The main aim for the restoration of the existing structure was to preserve and repair the original materials, removing the additions and surfacing the original materials where possible. The mud walls were cleaned and consolidated. In those places where the original surface was too damaged, a new limestone mortar cover was applied following a geometrical pattern framing the original wall finish.

The interior of the tower was significantly altered in recent years. The projects objective was   to remove all the additions, close newly made openings and remove the plaster coating that hid the original fabric. The original interior staircase, which was partially demolished, is rebuilt based on the typology found in similar towers.

The floor was covered with late twenty century tiles that were taken out: a new floating wood floor is placed instead, detached from the original walls.

After removing the plaster coating on the walls, the original brick fabric emerged.

The use of colour and materials in the interior intend to create a warm, welcoming feeling in contrast with the hash, introverted nature of the building’s exterior.

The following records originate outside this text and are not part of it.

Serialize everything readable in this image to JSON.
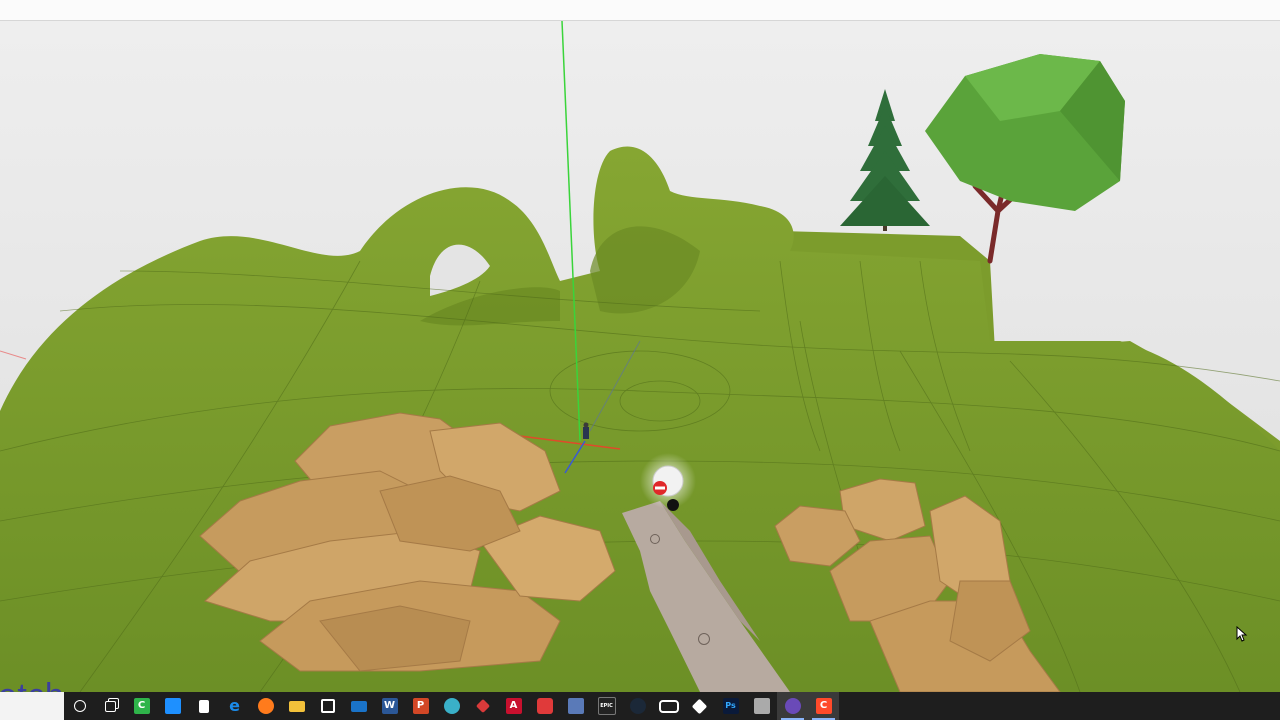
{
  "brand_fragment": "etch",
  "colors": {
    "sky": "#e6e6e6",
    "terrain": "#7a9a2e",
    "terrain_dark": "#5d7a20",
    "rock": "#c9a064",
    "rock_dark": "#9c7440",
    "controller": "#b4a69c",
    "tree_leaves": "#5a9e3a",
    "pine": "#2f6e3a",
    "axis_green": "#3ad43a",
    "axis_red": "#e04a2a",
    "axis_blue": "#3a5ad4",
    "taskbar": "#1e1e1e"
  },
  "taskbar": {
    "items": [
      {
        "name": "cortana-search-icon",
        "icon": "circle",
        "color": "#ffffff"
      },
      {
        "name": "task-view-icon",
        "icon": "task-view",
        "color": "#ffffff"
      },
      {
        "name": "camtasia-icon",
        "icon": "C",
        "color": "#2fb44a"
      },
      {
        "name": "notes-app-icon",
        "icon": "doc",
        "color": "#1e90ff"
      },
      {
        "name": "file-icon",
        "icon": "page",
        "color": "#ffffff"
      },
      {
        "name": "edge-browser-icon",
        "icon": "e",
        "color": "#1b8ae8"
      },
      {
        "name": "firefox-icon",
        "icon": "fox",
        "color": "#ff7b1c"
      },
      {
        "name": "file-explorer-icon",
        "icon": "folder",
        "color": "#f3c13a"
      },
      {
        "name": "store-icon",
        "icon": "store",
        "color": "#ffffff"
      },
      {
        "name": "mail-icon",
        "icon": "mail",
        "color": "#1a73c8"
      },
      {
        "name": "word-icon",
        "icon": "W",
        "color": "#2b5797"
      },
      {
        "name": "powerpoint-icon",
        "icon": "P",
        "color": "#d24726"
      },
      {
        "name": "settings-gear-icon",
        "icon": "gear",
        "color": "#3ab0c8"
      },
      {
        "name": "ruby-app-icon",
        "icon": "ruby",
        "color": "#d93a3a"
      },
      {
        "name": "acrobat-icon",
        "icon": "A",
        "color": "#c8102e"
      },
      {
        "name": "sketchup-icon",
        "icon": "cube",
        "color": "#e03a3a"
      },
      {
        "name": "image-viewer-icon",
        "icon": "img",
        "color": "#5a7ab8"
      },
      {
        "name": "epic-games-icon",
        "icon": "EPIC",
        "color": "#222222"
      },
      {
        "name": "steam-icon",
        "icon": "steam",
        "color": "#1b2838"
      },
      {
        "name": "oculus-icon",
        "icon": "oculus",
        "color": "#ffffff"
      },
      {
        "name": "unity-icon",
        "icon": "unity",
        "color": "#ffffff"
      },
      {
        "name": "photoshop-icon",
        "icon": "Ps",
        "color": "#0a1a3a"
      },
      {
        "name": "gallery-icon",
        "icon": "gallery",
        "color": "#aaaaaa"
      },
      {
        "name": "vr-sketch-icon",
        "icon": "vr",
        "color": "#6a4ab8",
        "active": true
      },
      {
        "name": "gravity-sketch-icon",
        "icon": "C",
        "color": "#ff4a2a",
        "active": true
      }
    ]
  }
}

This simple yet emphatic intervention is intended to show the strength of an ageless construction, made by anonymous builders with simple materials, as well as to emphasize the provisional, light, degradable nature of the contemporary.